That means that a magnitude-9.0 earthquake would be 1,000 times stronger than the quake that hit Napa earlier this year.
In a state as heavily populated as California, the impact of such a natural event is nigh impossible to imagine — but that doesn’t mean nobody has tried.
When the San Andreas’ strike-slip fault does eventually rupture, seismologists estimate that the rupture will take about 55 seconds. That’s just about forever in earthquake terms, so “The Big One” is not a misnomer, and the estimated four minutes of seismic waves pushing through the Los Angeles Basin won’t be fun to go through either.
LA Weekly ran the numbers on a magnitude-7.8 quake, noting that it would be difficult to determine exactly which buildings and areas would be hardest hit. The United States Geological Survey, though, has a Shaking Intensity Map that shows that harder-hit areas in the LA Weekly‘s scenario would be the Eastside, downtown, South LA, and Hollywood.
About 40 percent of the deaths in such a quake, and 90 percent of injuries, would come from building collapses, falling air conditioning units, and falling decorative beams. Other deaths and injuries would result, no doubt, from crashing cars, trucks and buses, as well as derailed rail and subway cars.
The disruption to society in the area would be massive as well. Six railroads, nine highways, 12 gas pipelines, nine fiber-optic cables, 19 aqueducts, and 29 power-transmission towers would be affected by the quake. How affected? The USGS predicts that they would be “offset” by an average of 20 feet, resulting in snaps and breakage in just about every case.
That means that transport into and out of an affected area would likely be crippled, as would communication and even reliable flow of clean water.
There is also the potential for other effects. The LA Times noted a study saying that a magnitude-9.0 earthquake along California’s North Coast could have disastrous effects even though that area is comparatively sparse in population. The danger: a giant tsunami that would wash away coastal towns, destroy U.S. 101, and cause $70 billion in damage across the Pacific coast.
That scenario predicts at least 100 bridges being lost, with power lines toppled and many coastal towns isolated. Residents would have perhaps 15 minutes notice to flee to higher ground — and still an estimated 10,000 would die.
In short, the “Big One” would wreak utter havoc wherever it hit, with older buildings crumbling; power, communications, and transport crippled; and the death toll likely rising with each passing minutes.
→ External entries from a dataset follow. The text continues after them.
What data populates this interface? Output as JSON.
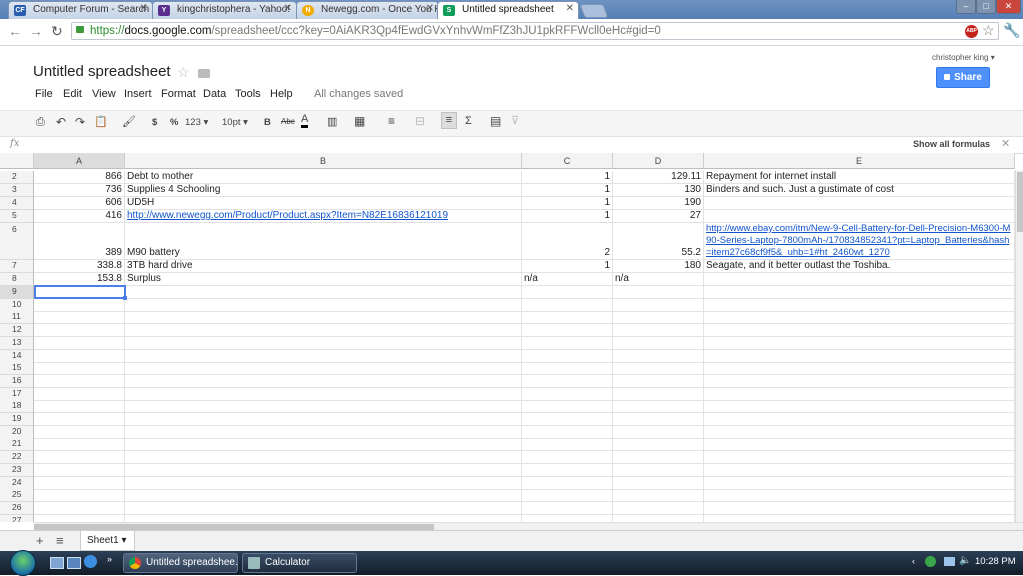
{
  "browser": {
    "tabs": [
      {
        "label": "Computer Forum - Search",
        "icon": "CF",
        "color": "#2a5db0"
      },
      {
        "label": "kingchristophera - Yahoo!",
        "icon": "Y",
        "color": "#5c2d91"
      },
      {
        "label": "Newegg.com - Once You K",
        "icon": "N",
        "color": "#f2a900"
      },
      {
        "label": "Untitled spreadsheet",
        "icon": "S",
        "color": "#0f9d58"
      }
    ],
    "url_scheme": "https://",
    "url_domain": "docs.google.com",
    "url_rest": "/spreadsheet/ccc?key=0AiAKR3Qp4fEwdGVxYnhvWmFfZ3hJU1pkRFFWcll0eHc#gid=0"
  },
  "doc": {
    "title": "Untitled spreadsheet",
    "menus": [
      "File",
      "Edit",
      "View",
      "Insert",
      "Format",
      "Data",
      "Tools",
      "Help"
    ],
    "save_status": "All changes saved",
    "user": "christopher king ▾",
    "share_label": "Share"
  },
  "toolbar": {
    "currency": "$",
    "percent": "%",
    "number_format": "123 ▾",
    "font_size": "10pt ▾",
    "bold": "B",
    "strike": "Abc",
    "text_color": "A",
    "sum": "Σ"
  },
  "formula_bar": {
    "fx": "fx",
    "show_all_formulas": "Show all formulas"
  },
  "grid": {
    "columns": [
      "A",
      "B",
      "C",
      "D",
      "E"
    ],
    "rows": [
      {
        "n": "2",
        "a": "866",
        "b": "Debt to mother",
        "c": "1",
        "d": "129.11",
        "e": "Repayment for internet install"
      },
      {
        "n": "3",
        "a": "736",
        "b": "Supplies 4 Schooling",
        "c": "1",
        "d": "130",
        "e": "Binders and such. Just a gustimate of cost"
      },
      {
        "n": "4",
        "a": "606",
        "b": "UD5H",
        "c": "1",
        "d": "190",
        "e": ""
      },
      {
        "n": "5",
        "a": "416",
        "b": "http://www.newegg.com/Product/Product.aspx?Item=N82E16836121019",
        "c": "1",
        "d": "27",
        "e": ""
      },
      {
        "n": "6",
        "a": "389",
        "b": "M90 battery",
        "c": "2",
        "d": "55.2",
        "e": "http://www.ebay.com/itm/New-9-Cell-Battery-for-Dell-Precision-M6300-M90-Series-Laptop-7800mAh-/170834852341?pt=Laptop_Batteries&hash=item27c68cf9f5&_uhb=1#ht_2460wt_1270"
      },
      {
        "n": "7",
        "a": "338.8",
        "b": "3TB hard drive",
        "c": "1",
        "d": "180",
        "e": "Seagate, and it better outlast the Toshiba."
      },
      {
        "n": "8",
        "a": "153.8",
        "b": "Surplus",
        "c": "n/a",
        "d": "n/a",
        "e": ""
      }
    ],
    "empty_rows": [
      "9",
      "10",
      "11",
      "12",
      "13",
      "14",
      "15",
      "16",
      "17",
      "18",
      "19",
      "20",
      "21",
      "22",
      "23",
      "24",
      "25",
      "26",
      "27"
    ]
  },
  "sheets": {
    "add": "+",
    "list": "≡",
    "active_sheet": "Sheet1 ▾"
  },
  "taskbar": {
    "items": [
      {
        "label": "Untitled spreadshee...",
        "active": true
      },
      {
        "label": "Calculator",
        "active": false
      }
    ],
    "clock": "10:28 PM"
  }
}
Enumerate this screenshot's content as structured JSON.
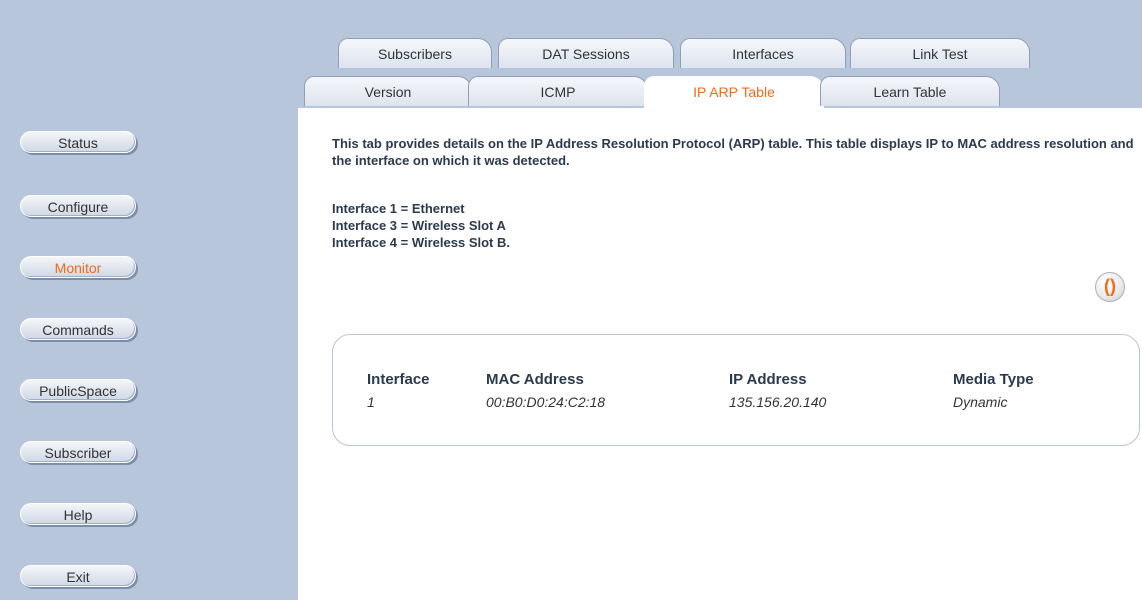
{
  "sidebar": {
    "items": [
      {
        "label": "Status"
      },
      {
        "label": "Configure"
      },
      {
        "label": "Monitor",
        "active": true
      },
      {
        "label": "Commands"
      },
      {
        "label": "PublicSpace"
      },
      {
        "label": "Subscriber"
      },
      {
        "label": "Help"
      },
      {
        "label": "Exit"
      }
    ]
  },
  "tabs_top": [
    {
      "label": "Subscribers"
    },
    {
      "label": "DAT Sessions"
    },
    {
      "label": "Interfaces"
    },
    {
      "label": "Link Test"
    }
  ],
  "tabs_bottom": [
    {
      "label": "Version"
    },
    {
      "label": "ICMP"
    },
    {
      "label": "IP ARP Table",
      "active": true
    },
    {
      "label": "Learn Table"
    }
  ],
  "main": {
    "description": "This tab provides details on the IP Address Resolution Protocol (ARP) table. This table displays IP to MAC address resolution and the interface on which it was detected.",
    "interface_notes": [
      "Interface 1 = Ethernet",
      "Interface 3 = Wireless Slot A",
      "Interface 4 = Wireless Slot B."
    ],
    "refresh_icon": "refresh-icon",
    "table": {
      "headers": [
        "Interface",
        "MAC Address",
        "IP Address",
        "Media Type"
      ],
      "rows": [
        [
          "1",
          "00:B0:D0:24:C2:18",
          "135.156.20.140",
          "Dynamic"
        ]
      ]
    }
  },
  "colors": {
    "sidebar_bg": "#b7c6db",
    "accent": "#f26a1b",
    "text": "#2b3a4f"
  }
}
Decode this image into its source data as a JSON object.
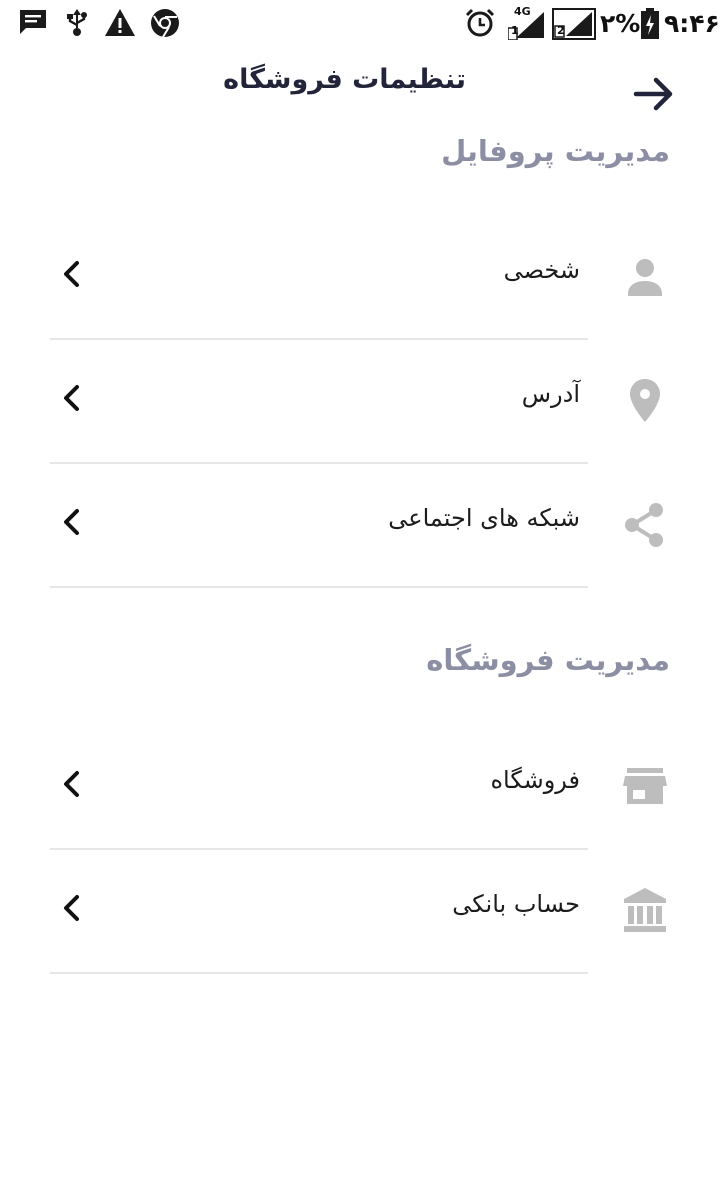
{
  "status_bar": {
    "time": "۹:۴۶",
    "battery_percent": "۲%",
    "network_label": "4G",
    "sim1": "1",
    "sim2": "2"
  },
  "header": {
    "title": "تنظیمات فروشگاه"
  },
  "sections": [
    {
      "title": "مدیریت پروفایل",
      "items": [
        {
          "label": "شخصی",
          "icon": "person-icon"
        },
        {
          "label": "آدرس",
          "icon": "location-pin-icon"
        },
        {
          "label": "شبکه های اجتماعی",
          "icon": "share-icon"
        }
      ]
    },
    {
      "title": "مدیریت فروشگاه",
      "items": [
        {
          "label": "فروشگاه",
          "icon": "store-icon"
        },
        {
          "label": "حساب بانکی",
          "icon": "bank-icon"
        }
      ]
    }
  ],
  "colors": {
    "title": "#22253a",
    "section_title": "#8c8fa3",
    "icon_gray": "#bdbdbd",
    "divider": "#e6e6e6"
  }
}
If there’s a bright side, it’s the one that LA Weekly points out: California is one of the most earthquake-ready places in the world. Still, only about 40 percent of residents stay stocked up on the recommended three gallons of water for earthquake preparedness.
How likely is a “Big One” to hit California? There’s about a 37 percent chance of such a quake happening over the next 30 years, which is pretty high in terms of earthquakes. Virginia in 2011 experienced an earthquake, and that state’s chances of such an event were only at about four percent.
[Lead image via HM&A Insurance]